In major boost of support for the Centre, the General Council of Jamiat Ulama-i-Hind, India's top Muslim body on Thursday, has backed the parliament's move to abrogate Article 370. In a resolution passed by the body on Thursday at its headquarters in New Delhi, it states that Kashmir is an integral part of India. This resolution was announced by its General secretary- Mahmood Madani stating that Jamiat Ulama-i-Hind can never support any separatist movement as such movements harm India and Kashmir. It has also reiterated its belief in India's unity and integrity.
The resolution further states that they are mindful of Kashmir's demand for preserving its identity. It further states that Pakistan is bent on destroying Kashmir. The resolution has said that Pakistan has used Kashmir as its battlefield and its citizens a shield. The resolution calls for peaceful resolution of the issue, keeping in view the repercussions of clash of atomic powers. It has also asked the Centre to protect the life and property of Kashmir while restoring normalcy in the area.
Earlier on Wednesday, restrictions were lifted from most parts of Kashmir. Some areas in Srinagar city witnessed an increased presence of private transport leading to traffic jams. But schools remained closed and public transport was off the roads, officials said. Medical facilities are available to Valley residents with the Centre informing of the situation at regular intervals.
Officials said that restrictions have been lifted from most areas of the valley, but security forces continued to be deployed to maintain law and order.
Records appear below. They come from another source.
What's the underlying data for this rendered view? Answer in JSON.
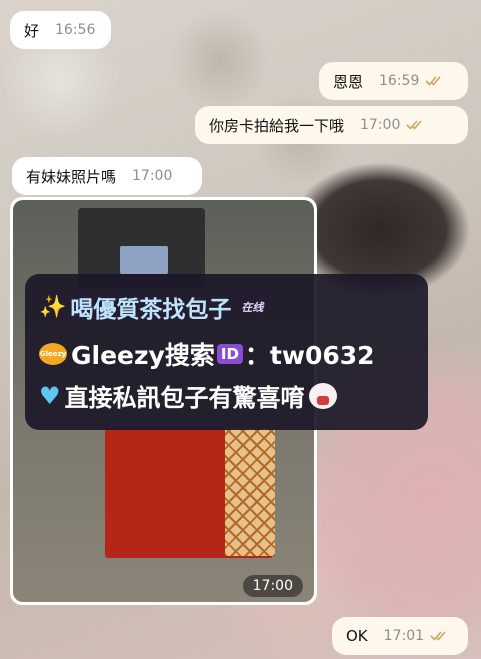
{
  "colors": {
    "bubble_in": "#ffffff",
    "bubble_out": "#fdf7ec",
    "read_ticks": "#c8a860",
    "promo_bg": "#1c1828"
  },
  "messages": [
    {
      "direction": "incoming",
      "text": "好",
      "time": "16:56"
    },
    {
      "direction": "outgoing",
      "text": "恩恩",
      "time": "16:59",
      "status": "read"
    },
    {
      "direction": "outgoing",
      "text": "你房卡拍給我一下哦",
      "time": "17:00",
      "status": "read"
    },
    {
      "direction": "incoming",
      "text": "有妹妹照片嗎",
      "time": "17:00"
    },
    {
      "direction": "incoming",
      "type": "image",
      "time": "17:00"
    },
    {
      "direction": "outgoing",
      "text": "OK",
      "time": "17:01",
      "status": "read"
    }
  ],
  "promo": {
    "line1": "喝優質茶找包子",
    "line1_tag": "在线",
    "gleezy_badge": "Gleezy",
    "line2_prefix": "Gleezy搜索",
    "line2_id": "ID",
    "line2_suffix": "：tw0632",
    "line3": "直接私訊包子有驚喜唷"
  },
  "icons": {
    "read_status": "double-check-icon",
    "sparkle": "sparkles-icon",
    "heart": "blue-heart-icon",
    "face": "cat-face-icon"
  }
}
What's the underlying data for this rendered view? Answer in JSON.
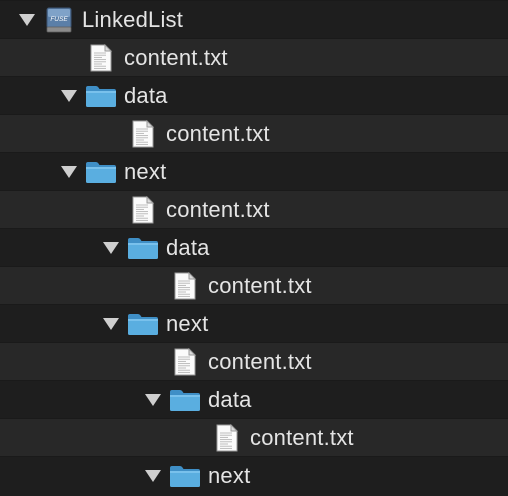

The restrictions were re-imposed in parts of the valley on Tuesday to prevent any procession in the city and elsewhere in the valley on the tenth day of Muharram. Restrictions were first imposed across Kashmir on August 5, when the Centre announced its decision to abrogate Article 370 of the Constitution and bifurcate the state into two Union territories.
However, the authorities have been imposing restrictions in vulnerable areas of the valley every Friday, apprehending that vested interests might exploit the large gatherings at big mosques and shrines to fuel protests. Friday prayers have not been allowed at any of the major mosques or shrines in the valley for the past one month now. Meanwhile, normal life remained affected in Kashmir due to shutdown. Markets and other business establishments remained closed, while public transport was off the roads across the valley, the officials said.